_Exercise_:
Scanning the entries below, copy every line that contains the word "allen".

··· Material for the task

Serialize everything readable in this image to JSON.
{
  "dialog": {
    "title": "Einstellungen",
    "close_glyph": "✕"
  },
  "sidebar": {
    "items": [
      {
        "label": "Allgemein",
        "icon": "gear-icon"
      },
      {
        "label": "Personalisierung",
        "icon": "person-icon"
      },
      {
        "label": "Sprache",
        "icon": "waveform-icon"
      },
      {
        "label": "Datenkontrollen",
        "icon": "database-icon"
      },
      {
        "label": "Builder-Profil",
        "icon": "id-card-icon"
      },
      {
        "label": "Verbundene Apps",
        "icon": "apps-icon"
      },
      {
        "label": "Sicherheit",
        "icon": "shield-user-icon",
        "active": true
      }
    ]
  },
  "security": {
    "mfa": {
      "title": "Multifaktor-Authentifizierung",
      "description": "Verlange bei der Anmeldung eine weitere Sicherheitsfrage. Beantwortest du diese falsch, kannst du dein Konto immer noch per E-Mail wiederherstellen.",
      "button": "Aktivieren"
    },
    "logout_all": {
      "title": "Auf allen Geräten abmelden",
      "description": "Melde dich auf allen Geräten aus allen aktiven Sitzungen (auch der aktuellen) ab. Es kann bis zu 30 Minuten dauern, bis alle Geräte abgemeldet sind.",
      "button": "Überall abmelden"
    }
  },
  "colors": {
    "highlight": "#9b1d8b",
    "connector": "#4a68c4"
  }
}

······

_Solved problem_:
      "title": "Auf allen Geräten abmelden",
      "description": "Melde dich auf allen Geräten aus allen aktiven Sitzungen (auch der aktuellen) ab. Es kann bis zu 30 Minuten dauern, bis alle Geräte abgemeldet sind.",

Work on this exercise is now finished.